According to him, communities in the Arctic are grappling with diet changes, high suicide rates and a degradation of local culture from the tides of globalization that bring big industries to their once isolated and sustainable communities.

“Unfortunately, with most of the development happening today, the local communities receive very little in return,” says Petrov. “Right now we’re at the point where we need social responsibility and a general understanding of human rights in the Arctic. The hope is that development will pay attention to that. It’s important that locals will have the chance to say no to oil development.”

Tricky Negotiations

These high stakes are why clearly defined borders in the Arctic matter, but how are the border claims going to get negotiated?

Currently, under Article 76 of the U.N. Convention of the Law of the Seas, nations have territorial rights to the waters that extend 200 nautical miles beyond their shores. In 2009 Norway was the first country to submit territorial claims to a special U.N. committee, successfully extending its border by 235,000 square kilometers. The United States has not ratified the convention but recognizes it as international law.

If they want to gain access and rights to the new sections of Arctic ocean, Russia, Denmark and Canada need to prove to the United Nations how far their respective continental shelf — the shallow extension of the continent’s landmass under the ocean — actually reaches.

These countries have spent the past couple of years collecting geological data from their submarines and radar in order to prove that the land extending past their established border — 200 nautical miles off the coast of each — is indeed part of their continental shelf.

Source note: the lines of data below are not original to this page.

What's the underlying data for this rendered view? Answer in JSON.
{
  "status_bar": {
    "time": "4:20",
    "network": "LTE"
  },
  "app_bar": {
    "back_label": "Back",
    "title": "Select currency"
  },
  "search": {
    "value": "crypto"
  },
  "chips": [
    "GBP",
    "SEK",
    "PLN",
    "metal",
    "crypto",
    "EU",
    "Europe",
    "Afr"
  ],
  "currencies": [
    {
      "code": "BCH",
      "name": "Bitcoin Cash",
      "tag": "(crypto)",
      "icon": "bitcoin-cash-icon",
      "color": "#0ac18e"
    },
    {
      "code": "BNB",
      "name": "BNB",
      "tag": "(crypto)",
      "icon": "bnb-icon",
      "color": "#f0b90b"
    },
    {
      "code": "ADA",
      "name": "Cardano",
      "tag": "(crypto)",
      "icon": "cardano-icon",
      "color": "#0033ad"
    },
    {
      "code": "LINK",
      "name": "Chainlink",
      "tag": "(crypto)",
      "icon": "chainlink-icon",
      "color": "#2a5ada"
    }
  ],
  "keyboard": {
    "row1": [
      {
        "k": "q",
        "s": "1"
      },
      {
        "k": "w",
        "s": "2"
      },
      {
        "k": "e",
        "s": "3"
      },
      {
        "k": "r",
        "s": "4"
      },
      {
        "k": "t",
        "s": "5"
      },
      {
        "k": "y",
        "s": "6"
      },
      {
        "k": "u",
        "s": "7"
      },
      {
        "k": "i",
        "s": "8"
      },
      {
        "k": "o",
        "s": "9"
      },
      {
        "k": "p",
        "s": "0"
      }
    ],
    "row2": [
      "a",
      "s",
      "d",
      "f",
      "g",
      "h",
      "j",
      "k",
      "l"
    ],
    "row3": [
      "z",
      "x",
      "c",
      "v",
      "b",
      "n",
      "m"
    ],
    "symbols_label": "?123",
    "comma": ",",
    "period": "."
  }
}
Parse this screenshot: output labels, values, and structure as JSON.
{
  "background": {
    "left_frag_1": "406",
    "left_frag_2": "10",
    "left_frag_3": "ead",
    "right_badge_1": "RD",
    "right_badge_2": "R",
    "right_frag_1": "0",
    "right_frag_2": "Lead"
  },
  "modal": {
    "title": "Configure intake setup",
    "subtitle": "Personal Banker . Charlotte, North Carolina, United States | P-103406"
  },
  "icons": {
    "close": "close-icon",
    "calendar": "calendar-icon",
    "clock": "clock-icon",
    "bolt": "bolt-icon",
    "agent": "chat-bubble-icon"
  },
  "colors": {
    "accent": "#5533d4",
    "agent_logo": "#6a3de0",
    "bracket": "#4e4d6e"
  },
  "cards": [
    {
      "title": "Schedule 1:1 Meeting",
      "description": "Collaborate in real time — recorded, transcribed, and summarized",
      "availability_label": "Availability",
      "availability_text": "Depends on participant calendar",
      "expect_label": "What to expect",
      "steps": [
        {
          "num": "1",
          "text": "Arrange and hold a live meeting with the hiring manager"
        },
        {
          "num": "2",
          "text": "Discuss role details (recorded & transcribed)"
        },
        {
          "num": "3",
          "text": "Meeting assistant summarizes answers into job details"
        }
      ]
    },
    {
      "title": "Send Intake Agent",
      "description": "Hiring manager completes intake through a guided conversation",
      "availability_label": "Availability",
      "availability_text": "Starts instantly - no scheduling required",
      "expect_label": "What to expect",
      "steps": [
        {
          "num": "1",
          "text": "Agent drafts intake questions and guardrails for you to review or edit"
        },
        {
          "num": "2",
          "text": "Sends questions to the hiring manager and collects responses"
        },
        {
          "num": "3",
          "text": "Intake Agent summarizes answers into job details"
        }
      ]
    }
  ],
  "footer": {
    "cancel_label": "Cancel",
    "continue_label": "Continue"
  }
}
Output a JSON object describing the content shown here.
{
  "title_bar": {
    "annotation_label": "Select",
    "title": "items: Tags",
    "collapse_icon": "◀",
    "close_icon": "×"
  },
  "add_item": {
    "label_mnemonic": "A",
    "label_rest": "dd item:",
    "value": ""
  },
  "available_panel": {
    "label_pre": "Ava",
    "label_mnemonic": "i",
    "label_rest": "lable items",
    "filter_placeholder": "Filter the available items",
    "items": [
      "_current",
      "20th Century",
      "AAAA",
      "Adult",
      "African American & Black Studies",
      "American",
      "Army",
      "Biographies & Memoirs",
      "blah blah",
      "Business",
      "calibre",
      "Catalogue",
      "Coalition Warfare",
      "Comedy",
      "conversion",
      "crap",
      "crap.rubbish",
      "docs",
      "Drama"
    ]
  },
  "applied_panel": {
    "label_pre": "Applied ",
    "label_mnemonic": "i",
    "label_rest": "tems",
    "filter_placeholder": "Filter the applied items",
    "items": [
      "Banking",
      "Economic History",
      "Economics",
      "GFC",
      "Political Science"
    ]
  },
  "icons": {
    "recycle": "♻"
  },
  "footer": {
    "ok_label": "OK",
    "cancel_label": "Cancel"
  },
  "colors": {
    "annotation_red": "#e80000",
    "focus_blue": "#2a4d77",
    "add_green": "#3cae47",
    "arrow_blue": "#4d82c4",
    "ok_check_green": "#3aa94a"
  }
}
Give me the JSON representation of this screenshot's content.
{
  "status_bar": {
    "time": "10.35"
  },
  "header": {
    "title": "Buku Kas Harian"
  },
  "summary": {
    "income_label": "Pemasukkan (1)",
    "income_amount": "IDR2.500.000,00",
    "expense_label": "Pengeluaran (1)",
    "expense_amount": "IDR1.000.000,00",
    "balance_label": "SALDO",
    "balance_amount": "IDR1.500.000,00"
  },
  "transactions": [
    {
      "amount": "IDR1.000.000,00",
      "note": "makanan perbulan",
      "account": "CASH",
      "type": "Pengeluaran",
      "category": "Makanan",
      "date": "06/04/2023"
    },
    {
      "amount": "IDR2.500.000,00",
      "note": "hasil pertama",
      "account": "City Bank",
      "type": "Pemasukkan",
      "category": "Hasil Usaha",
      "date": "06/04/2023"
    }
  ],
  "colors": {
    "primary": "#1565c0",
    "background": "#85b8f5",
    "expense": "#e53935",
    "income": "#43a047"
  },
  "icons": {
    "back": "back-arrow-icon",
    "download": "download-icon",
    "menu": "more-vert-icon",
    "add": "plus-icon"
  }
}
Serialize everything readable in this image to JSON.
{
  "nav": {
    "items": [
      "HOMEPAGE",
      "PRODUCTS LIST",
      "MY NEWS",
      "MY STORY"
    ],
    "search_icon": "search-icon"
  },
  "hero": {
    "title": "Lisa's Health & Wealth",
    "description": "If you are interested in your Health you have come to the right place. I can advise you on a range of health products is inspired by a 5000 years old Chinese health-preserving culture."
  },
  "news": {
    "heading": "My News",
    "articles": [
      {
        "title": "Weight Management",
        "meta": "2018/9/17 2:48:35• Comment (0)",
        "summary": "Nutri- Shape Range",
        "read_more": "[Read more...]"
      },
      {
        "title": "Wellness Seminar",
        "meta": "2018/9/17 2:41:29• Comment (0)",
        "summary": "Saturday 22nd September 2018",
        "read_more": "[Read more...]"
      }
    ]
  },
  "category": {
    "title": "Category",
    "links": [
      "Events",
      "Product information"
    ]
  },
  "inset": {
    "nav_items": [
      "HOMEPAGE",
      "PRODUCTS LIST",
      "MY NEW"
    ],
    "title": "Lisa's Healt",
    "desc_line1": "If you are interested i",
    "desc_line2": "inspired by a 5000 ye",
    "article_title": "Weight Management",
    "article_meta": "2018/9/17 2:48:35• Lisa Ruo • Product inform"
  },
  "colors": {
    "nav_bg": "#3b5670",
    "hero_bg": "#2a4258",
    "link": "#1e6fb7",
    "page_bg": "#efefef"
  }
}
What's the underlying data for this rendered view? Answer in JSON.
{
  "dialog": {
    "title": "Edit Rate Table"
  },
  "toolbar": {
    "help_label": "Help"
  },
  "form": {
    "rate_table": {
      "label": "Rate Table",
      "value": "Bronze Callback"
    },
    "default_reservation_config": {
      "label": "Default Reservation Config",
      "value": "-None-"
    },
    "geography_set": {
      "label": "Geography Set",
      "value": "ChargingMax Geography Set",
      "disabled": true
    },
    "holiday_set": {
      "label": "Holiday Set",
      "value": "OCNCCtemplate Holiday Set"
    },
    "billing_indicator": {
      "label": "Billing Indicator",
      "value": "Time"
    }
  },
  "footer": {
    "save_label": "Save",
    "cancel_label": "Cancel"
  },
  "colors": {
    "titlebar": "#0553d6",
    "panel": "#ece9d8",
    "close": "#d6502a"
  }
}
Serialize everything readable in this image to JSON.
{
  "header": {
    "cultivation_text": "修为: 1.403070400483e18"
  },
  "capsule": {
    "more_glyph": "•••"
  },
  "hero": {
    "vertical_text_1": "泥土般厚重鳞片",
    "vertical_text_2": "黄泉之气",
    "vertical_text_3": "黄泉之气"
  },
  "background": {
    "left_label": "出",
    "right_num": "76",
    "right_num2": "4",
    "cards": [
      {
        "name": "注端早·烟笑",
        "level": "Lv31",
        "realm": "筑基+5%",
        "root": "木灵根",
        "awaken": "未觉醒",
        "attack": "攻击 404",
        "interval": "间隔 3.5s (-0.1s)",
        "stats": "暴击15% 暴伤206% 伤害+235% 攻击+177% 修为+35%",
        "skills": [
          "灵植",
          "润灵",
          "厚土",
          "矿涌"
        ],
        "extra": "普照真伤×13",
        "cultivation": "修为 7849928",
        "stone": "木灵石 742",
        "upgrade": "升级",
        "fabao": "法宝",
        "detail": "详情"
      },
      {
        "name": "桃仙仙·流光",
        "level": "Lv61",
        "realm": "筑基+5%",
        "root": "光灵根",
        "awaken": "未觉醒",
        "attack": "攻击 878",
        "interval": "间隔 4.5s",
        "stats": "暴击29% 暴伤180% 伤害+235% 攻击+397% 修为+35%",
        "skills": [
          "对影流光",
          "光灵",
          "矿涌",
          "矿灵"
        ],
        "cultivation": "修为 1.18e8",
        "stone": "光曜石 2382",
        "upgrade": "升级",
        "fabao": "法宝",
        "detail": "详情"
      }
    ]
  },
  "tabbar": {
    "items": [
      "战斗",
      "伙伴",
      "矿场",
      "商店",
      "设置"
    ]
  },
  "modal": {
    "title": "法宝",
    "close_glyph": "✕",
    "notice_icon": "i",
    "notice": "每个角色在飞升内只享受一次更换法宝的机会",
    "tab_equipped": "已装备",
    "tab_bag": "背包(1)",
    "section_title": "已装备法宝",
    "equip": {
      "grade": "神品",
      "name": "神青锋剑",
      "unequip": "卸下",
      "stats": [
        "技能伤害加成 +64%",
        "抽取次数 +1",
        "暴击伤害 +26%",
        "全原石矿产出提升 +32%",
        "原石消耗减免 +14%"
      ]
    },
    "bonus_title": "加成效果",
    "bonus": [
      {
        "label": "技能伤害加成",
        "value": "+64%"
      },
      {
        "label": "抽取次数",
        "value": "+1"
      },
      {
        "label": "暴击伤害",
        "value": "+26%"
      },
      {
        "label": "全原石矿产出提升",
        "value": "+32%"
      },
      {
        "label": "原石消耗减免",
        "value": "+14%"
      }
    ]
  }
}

And if U.N.-appointed geologists can verify the data submitted by each country, then officials there can legally draw new borders and gain new territory, with clear strategic benefits.

“The main thing is that there are a lot of resources there and big interest at play to access them,” says Petrov. “It’s important that eventually we reach some solution about who’s there and what’s the agreement.”

Otherwise competing interests could lead to unregulated construction, overfishing, oil spills and military clashes, which will have consequences not just for life in the Arctic, but for life on the planet.

“These are trans-border issues,” says Petrov. “It’s very important that countries work together.”

In other words, this is a problem the world needs to own.

© 2018 Francis Flisiuk. All rights reserved.

Francis Flisiuk

is a photographer and news editor at the Portland Phoenix, the last surviving alternative weekly in the once-mighty Phoenix brand. His stories can also be found in the Bangor Daily News and Motherboard, covering topics from culture and art to city government and social issues. Lately, he's been interested in the environmental beat, writing about clean energy, the effects of climate change, and sustainability efforts in his coastal home of Portland, Maine.